The Kibbutz provides, it is true, a living example of the practicability of the socialist demand for a society in which each shall give according to his ability. The problem of the “lazyman” is almost non-existent, but this was true also of the communities established in America some 160 years ago. (Charles Nardoff in his Communistic Societies of United States wrote in 1874 that “the lazy men who are the bugbears of speculative communists are not so far as I have heard to be found in the existing communes”.) The experiment has been performed and in this direction proved successful, now is the time to progress. We must move away from this variation of the ‘opt out’ illusion and consciously pursue the class struggle to a successful conclusion. This means building up international class solidarity without the provision of illusory escapes into the little world of the Kibbutz.

The fact is that the Kibbutzim, like its earlier models in the New World, have merely paved the way for class-divided capitalism. The pioneers regarded these communal farms as the pattern of a future nation, but those remaining have seen instead the growth of a way of life which is the very antithesis of what they stood for. In the United States those communities were invaluable in developing the previously uncultivated areas of the West, and in doing the hard and exhausting work necessary in the opening up of the country for others to exploit. They extended the boundaries of ‘civilisation’ and vastly increased the value of surrounding land. Precisely the same purpose has been served by the Kibbutzim of Israel, though on a more planned and systematised basis. The settlement of the arid and desert zones, and the extension of effective Israeli state control has been their contribution to the increased dominance of capitalism in the Middle East.

In the 19th Century America dozens of these communities went painfully out of existence. Those which remained so changed in character that they were no longer recognisable as ‘experiments in communism’, they became experiments in capitalism. The freedom from any lord or master which, for instance, the Rappites so cherished did not it seems extend to the two hundred Chinese workers whom they exploited in their cutlery factory. Similarly the Perfectionists employed some three hundred persons in manufacture, and even went so far as to hire servants. They became just another employer of labour, industrial and agricultural corporations, despite some unusual characteristics. The kibbutz, by definition a small scale enterprise, cannot hope to be self-sufficient. It could never fulfil the fundamental requirement of a Socialist society that each should take according to his need, but even to maintain the modest standard of living which they now have they are required to sell their produce on the capitalist market in exchange for those necessaries they are unable to produce. To this end they have entered the field of light industry, producing plastics, crockery, furniture and a host of other goods. Here again, as with their American predecessors, they become hirers of labour. They face all the problems of capitalism in regard to price fluctuations, wages, strikes and, as a capitalist organisation, are not backward in their methods of dealing with them.

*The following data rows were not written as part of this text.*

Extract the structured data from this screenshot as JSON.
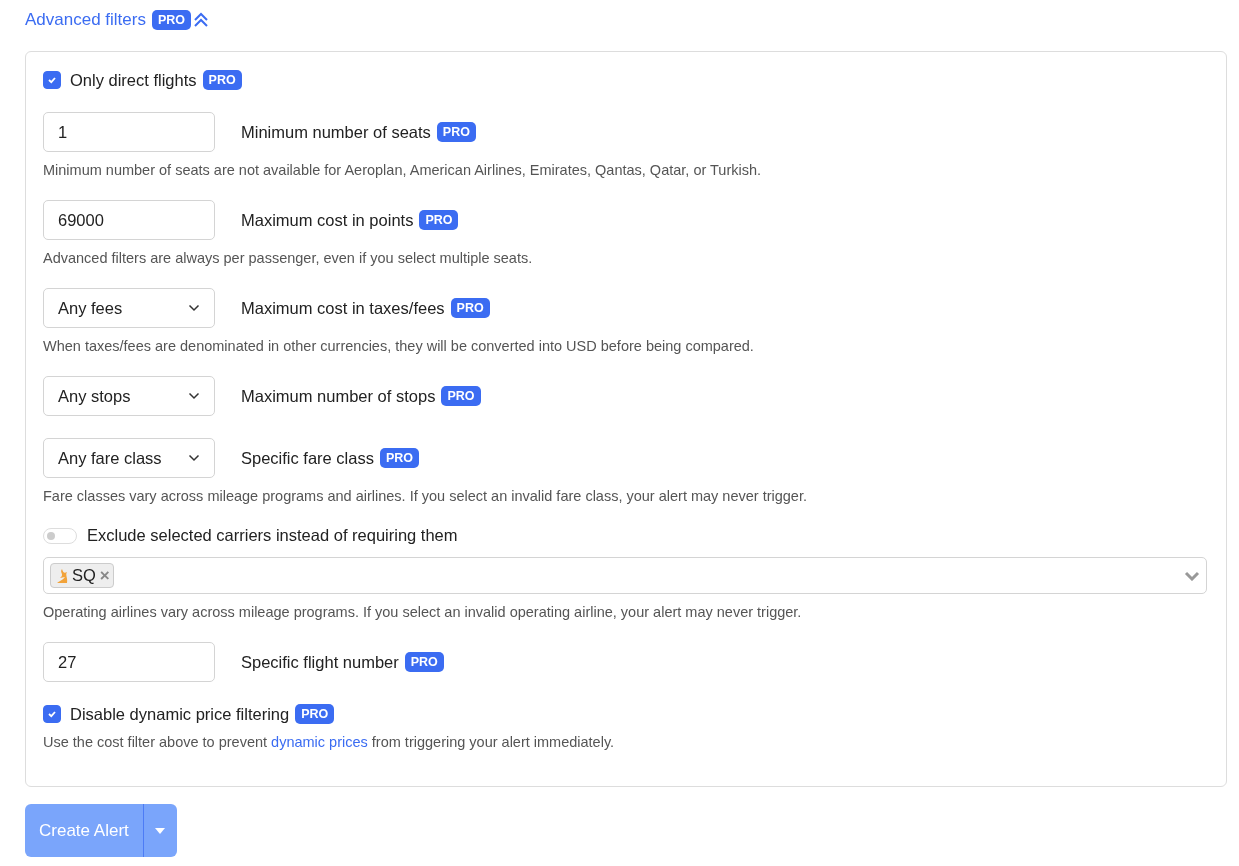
{
  "header": {
    "label": "Advanced filters",
    "badge": "PRO",
    "expanded": true
  },
  "items": [
    {
      "kind": "checkbox",
      "label": "Only direct flights",
      "badge": "PRO",
      "checked": true
    },
    {
      "kind": "input",
      "label": "Minimum number of seats",
      "badge": "PRO",
      "field": {
        "value": "1"
      },
      "note": "Minimum number of seats are not available for Aeroplan, American Airlines, Emirates, Qantas, Qatar, or Turkish."
    },
    {
      "kind": "input",
      "label": "Maximum cost in points",
      "badge": "PRO",
      "field": {
        "value": "69000"
      },
      "note": "Advanced filters are always per passenger, even if you select multiple seats."
    },
    {
      "kind": "select",
      "label": "Maximum cost in taxes/fees",
      "badge": "PRO",
      "field": {
        "value": "Any fees"
      },
      "note": "When taxes/fees are denominated in other currencies, they will be converted into USD before being compared."
    },
    {
      "kind": "select",
      "label": "Maximum number of stops",
      "badge": "PRO",
      "field": {
        "value": "Any stops"
      }
    },
    {
      "kind": "select",
      "label": "Specific fare class",
      "badge": "PRO",
      "field": {
        "value": "Any fare class"
      },
      "note": "Fare classes vary across mileage programs and airlines. If you select an invalid fare class, your alert may never trigger."
    },
    {
      "kind": "toggle",
      "label": "Exclude selected carriers instead of requiring them",
      "on": false
    },
    {
      "kind": "multiselect",
      "tags": [
        {
          "label": "SQ",
          "remove": "×"
        }
      ],
      "note": "Operating airlines vary across mileage programs. If you select an invalid operating airline, your alert may never trigger."
    },
    {
      "kind": "input",
      "label": "Specific flight number",
      "badge": "PRO",
      "field": {
        "value": "27"
      }
    },
    {
      "kind": "checkbox",
      "label": "Disable dynamic price filtering",
      "badge": "PRO",
      "checked": true,
      "note_parts": {
        "before": "Use the cost filter above to prevent ",
        "link": "dynamic prices",
        "after": " from triggering your alert immediately."
      }
    }
  ],
  "button": {
    "label": "Create Alert",
    "disabled": true
  }
}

The old communities of the United States relied heavily for their continuation on attracting more immigrants and, to a lesser degree, on financial contributions from their country or origin (which in many cases was Germany).

Similarly the kibbutz relies for its survival to some extent on the increase of Jewish immigrants encouraged by such organisation as the Mapai-Habonim and the Mapam-Hashomer Hatzair (“the builders” and the “young guardian”), also to contributions from Zionist organisations, and to government and private capital aid. The idealistic kibbutzniks have of course been a very useful adjunct to the Israeli military forces. The Shakers young men joined in Civil war on the side of Unionists, but this was exceptional for such communities. In this respect the kibbutzim have not even reached their predecessors standard. But if and when their use in these respects diminishes the government’s benevolence and support will undoubtedly fail.

Persecution in Europe by state and established church authorities has more than once led to emigration and attempts at forming a new and saner society. Some of the qualities achieved may be applauded but it is an unfortunate fact that their desired aims have not been fulfilled. The limited success and abundant failures of the 19th century experiments and those in the 20th century should be a lesson to workers everywhere. The building up of a strong revolutionary Socialist movement on an international scale is the immediate task to be faced.

Michael Bradley